Pull out each line of the records holding the string "Show".

|---|

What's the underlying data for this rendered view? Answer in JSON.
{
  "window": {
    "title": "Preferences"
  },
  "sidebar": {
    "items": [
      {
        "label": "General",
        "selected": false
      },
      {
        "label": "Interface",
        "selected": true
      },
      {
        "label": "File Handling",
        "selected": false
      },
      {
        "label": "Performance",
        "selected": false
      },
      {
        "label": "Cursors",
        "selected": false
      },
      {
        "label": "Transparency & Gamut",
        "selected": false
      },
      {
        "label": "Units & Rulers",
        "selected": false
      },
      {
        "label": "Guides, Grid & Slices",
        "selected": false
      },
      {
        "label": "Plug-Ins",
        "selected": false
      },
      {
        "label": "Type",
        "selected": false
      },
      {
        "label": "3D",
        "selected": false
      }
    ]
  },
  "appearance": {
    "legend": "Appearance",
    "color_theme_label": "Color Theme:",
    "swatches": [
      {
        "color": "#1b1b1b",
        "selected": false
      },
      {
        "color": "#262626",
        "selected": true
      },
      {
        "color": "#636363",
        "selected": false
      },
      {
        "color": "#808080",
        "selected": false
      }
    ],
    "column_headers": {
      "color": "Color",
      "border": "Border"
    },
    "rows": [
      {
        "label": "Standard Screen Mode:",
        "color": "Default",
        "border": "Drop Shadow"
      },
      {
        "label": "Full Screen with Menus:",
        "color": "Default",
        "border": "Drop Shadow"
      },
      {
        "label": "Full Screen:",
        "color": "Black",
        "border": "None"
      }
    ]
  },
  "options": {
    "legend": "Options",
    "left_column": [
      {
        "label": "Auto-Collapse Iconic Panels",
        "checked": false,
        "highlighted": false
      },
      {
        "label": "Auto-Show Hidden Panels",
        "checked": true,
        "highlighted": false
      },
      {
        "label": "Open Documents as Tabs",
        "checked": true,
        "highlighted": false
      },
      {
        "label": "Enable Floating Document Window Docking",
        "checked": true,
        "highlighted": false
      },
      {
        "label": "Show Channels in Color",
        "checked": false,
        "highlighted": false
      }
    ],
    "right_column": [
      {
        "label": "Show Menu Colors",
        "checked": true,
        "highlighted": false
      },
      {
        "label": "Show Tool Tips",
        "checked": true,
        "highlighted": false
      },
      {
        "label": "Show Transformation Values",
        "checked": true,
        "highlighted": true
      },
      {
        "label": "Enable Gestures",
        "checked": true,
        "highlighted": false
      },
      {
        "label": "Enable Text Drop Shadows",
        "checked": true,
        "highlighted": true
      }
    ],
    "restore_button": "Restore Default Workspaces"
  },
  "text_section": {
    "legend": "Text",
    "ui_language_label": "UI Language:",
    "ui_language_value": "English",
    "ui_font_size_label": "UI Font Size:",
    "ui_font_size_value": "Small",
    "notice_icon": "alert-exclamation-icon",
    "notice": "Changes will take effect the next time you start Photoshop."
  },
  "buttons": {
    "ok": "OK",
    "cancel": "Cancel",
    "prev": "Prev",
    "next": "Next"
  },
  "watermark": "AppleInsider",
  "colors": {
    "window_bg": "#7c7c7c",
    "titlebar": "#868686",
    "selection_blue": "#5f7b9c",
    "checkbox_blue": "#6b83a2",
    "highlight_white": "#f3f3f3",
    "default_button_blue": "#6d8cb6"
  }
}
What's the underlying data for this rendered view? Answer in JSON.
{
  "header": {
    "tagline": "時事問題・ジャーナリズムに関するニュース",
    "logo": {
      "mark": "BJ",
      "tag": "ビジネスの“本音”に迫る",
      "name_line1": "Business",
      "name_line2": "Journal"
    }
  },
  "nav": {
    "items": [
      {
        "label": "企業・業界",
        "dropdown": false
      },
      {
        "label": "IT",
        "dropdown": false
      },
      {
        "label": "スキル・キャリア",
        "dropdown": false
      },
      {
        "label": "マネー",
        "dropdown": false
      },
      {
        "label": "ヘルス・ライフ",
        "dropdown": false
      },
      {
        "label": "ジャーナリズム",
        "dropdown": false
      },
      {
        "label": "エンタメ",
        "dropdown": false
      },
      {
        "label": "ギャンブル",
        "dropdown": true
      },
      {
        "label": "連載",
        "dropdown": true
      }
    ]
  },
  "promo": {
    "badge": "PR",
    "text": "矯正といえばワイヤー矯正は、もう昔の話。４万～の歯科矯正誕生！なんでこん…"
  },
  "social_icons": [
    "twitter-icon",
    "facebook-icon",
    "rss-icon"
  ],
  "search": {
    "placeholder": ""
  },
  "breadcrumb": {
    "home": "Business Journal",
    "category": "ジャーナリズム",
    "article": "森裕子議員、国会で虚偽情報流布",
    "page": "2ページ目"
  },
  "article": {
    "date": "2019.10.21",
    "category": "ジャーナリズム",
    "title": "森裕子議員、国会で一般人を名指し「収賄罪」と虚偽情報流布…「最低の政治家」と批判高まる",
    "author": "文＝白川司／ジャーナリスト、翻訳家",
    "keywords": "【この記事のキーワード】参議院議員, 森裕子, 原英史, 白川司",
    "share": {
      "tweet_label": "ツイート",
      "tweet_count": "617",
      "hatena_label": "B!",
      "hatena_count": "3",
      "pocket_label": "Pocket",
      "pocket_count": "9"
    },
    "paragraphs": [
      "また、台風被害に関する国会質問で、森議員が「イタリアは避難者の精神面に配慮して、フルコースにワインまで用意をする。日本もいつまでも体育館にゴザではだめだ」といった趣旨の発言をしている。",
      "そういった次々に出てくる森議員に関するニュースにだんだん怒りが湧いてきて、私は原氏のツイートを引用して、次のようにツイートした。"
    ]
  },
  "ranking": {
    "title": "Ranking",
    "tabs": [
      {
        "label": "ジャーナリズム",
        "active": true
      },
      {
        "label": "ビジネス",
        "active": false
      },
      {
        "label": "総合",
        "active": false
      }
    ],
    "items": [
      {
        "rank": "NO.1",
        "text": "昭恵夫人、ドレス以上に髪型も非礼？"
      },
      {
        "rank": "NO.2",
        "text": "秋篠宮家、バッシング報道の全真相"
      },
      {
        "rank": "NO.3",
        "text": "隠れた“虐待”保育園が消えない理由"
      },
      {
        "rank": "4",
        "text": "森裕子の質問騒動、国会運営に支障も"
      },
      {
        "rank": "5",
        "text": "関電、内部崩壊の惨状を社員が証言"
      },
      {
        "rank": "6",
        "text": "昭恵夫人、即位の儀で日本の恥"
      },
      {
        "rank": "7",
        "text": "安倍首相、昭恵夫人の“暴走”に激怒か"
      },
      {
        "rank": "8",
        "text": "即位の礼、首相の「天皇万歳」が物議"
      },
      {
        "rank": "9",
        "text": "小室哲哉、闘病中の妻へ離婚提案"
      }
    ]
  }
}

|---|

WRITTEN REPLY:
        "label": "Auto-Show Hidden Panels",
        "label": "Show Channels in Color",
        "label": "Show Menu Colors",
        "label": "Show Tool Tips",
        "label": "Show Transformation Values",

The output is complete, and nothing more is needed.